→ **Aim of the task**: The records below are to be repeated exactly, minus any pictures.

→ **Available records**:
☆ ☆ ☆ ☆
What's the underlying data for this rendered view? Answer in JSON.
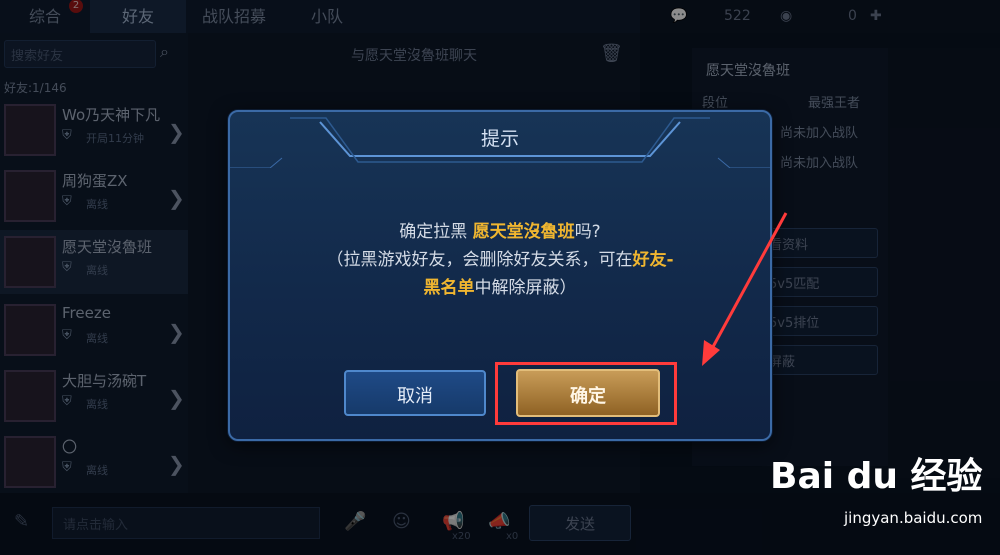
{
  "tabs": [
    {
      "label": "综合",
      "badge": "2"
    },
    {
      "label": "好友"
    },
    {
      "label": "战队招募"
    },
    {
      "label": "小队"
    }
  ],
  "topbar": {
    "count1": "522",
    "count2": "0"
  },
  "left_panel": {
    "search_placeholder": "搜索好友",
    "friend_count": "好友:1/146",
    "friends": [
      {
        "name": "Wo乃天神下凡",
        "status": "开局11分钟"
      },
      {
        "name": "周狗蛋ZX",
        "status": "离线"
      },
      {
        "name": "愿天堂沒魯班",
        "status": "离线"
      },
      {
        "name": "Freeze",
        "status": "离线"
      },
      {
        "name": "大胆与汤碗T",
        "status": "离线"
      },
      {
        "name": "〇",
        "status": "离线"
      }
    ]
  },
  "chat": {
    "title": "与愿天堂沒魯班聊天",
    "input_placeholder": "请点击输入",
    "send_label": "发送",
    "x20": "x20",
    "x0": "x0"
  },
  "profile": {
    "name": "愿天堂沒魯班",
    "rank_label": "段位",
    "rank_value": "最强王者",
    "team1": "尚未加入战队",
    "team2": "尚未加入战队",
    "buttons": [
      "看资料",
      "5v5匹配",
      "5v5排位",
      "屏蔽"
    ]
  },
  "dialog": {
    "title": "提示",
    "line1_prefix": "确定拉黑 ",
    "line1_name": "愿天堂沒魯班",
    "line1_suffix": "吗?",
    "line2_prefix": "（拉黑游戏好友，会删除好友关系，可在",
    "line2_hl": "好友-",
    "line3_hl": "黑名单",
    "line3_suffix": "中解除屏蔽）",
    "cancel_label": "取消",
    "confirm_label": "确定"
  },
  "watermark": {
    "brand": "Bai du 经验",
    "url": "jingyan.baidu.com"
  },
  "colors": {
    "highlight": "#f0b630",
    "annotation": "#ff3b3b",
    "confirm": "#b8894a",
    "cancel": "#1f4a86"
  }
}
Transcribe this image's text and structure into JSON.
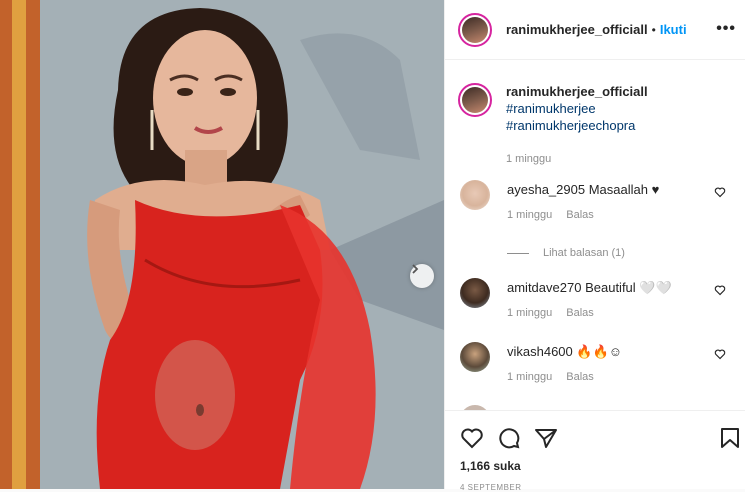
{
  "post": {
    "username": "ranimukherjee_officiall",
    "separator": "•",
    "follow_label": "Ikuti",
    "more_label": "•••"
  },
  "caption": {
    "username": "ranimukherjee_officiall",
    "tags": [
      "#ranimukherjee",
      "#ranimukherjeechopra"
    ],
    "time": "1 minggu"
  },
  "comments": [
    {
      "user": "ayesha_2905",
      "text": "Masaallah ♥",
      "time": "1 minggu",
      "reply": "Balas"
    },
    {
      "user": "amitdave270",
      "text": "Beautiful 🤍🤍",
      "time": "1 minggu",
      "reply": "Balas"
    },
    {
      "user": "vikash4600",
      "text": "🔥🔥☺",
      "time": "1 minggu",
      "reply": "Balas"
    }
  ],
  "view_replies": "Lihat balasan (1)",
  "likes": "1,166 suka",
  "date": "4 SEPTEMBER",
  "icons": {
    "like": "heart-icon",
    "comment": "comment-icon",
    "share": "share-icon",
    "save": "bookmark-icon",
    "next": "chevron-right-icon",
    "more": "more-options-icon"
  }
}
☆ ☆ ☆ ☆
→ **Exercise result**:
What's the underlying data for this rendered view? Answer in JSON.
{
  "tabs": [
    {
      "label": "综合",
      "badge": "2"
    },
    {
      "label": "好友"
    },
    {
      "label": "战队招募"
    },
    {
      "label": "小队"
    }
  ],
  "topbar": {
    "count1": "522",
    "count2": "0"
  },
  "left_panel": {
    "search_placeholder": "搜索好友",
    "friend_count": "好友:1/146",
    "friends": [
      {
        "name": "Wo乃天神下凡",
        "status": "开局11分钟"
      },
      {
        "name": "周狗蛋ZX",
        "status": "离线"
      },
      {
        "name": "愿天堂沒魯班",
        "status": "离线"
      },
      {
        "name": "Freeze",
        "status": "离线"
      },
      {
        "name": "大胆与汤碗T",
        "status": "离线"
      },
      {
        "name": "〇",
        "status": "离线"
      }
    ]
  },
  "chat": {
    "title": "与愿天堂沒魯班聊天",
    "input_placeholder": "请点击输入",
    "send_label": "发送",
    "x20": "x20",
    "x0": "x0"
  },
  "profile": {
    "name": "愿天堂沒魯班",
    "rank_label": "段位",
    "rank_value": "最强王者",
    "team1": "尚未加入战队",
    "team2": "尚未加入战队",
    "buttons": [
      "看资料",
      "5v5匹配",
      "5v5排位",
      "屏蔽"
    ]
  },
  "dialog": {
    "title": "提示",
    "line1_prefix": "确定拉黑 ",
    "line1_name": "愿天堂沒魯班",
    "line1_suffix": "吗?",
    "line2_prefix": "（拉黑游戏好友，会删除好友关系，可在",
    "line2_hl": "好友-",
    "line3_hl": "黑名单",
    "line3_suffix": "中解除屏蔽）",
    "cancel_label": "取消",
    "confirm_label": "确定"
  },
  "watermark": {
    "brand": "Bai du 经验",
    "url": "jingyan.baidu.com"
  },
  "colors": {
    "highlight": "#f0b630",
    "annotation": "#ff3b3b",
    "confirm": "#b8894a",
    "cancel": "#1f4a86"
  }
}
Transcribe this image's text and structure into JSON.
{
  "post": {
    "username": "ranimukherjee_officiall",
    "separator": "•",
    "follow_label": "Ikuti",
    "more_label": "•••"
  },
  "caption": {
    "username": "ranimukherjee_officiall",
    "tags": [
      "#ranimukherjee",
      "#ranimukherjeechopra"
    ],
    "time": "1 minggu"
  },
  "comments": [
    {
      "user": "ayesha_2905",
      "text": "Masaallah ♥",
      "time": "1 minggu",
      "reply": "Balas"
    },
    {
      "user": "amitdave270",
      "text": "Beautiful 🤍🤍",
      "time": "1 minggu",
      "reply": "Balas"
    },
    {
      "user": "vikash4600",
      "text": "🔥🔥☺",
      "time": "1 minggu",
      "reply": "Balas"
    }
  ],
  "view_replies": "Lihat balasan (1)",
  "likes": "1,166 suka",
  "date": "4 SEPTEMBER",
  "icons": {
    "like": "heart-icon",
    "comment": "comment-icon",
    "share": "share-icon",
    "save": "bookmark-icon",
    "next": "chevron-right-icon",
    "more": "more-options-icon"
  }
}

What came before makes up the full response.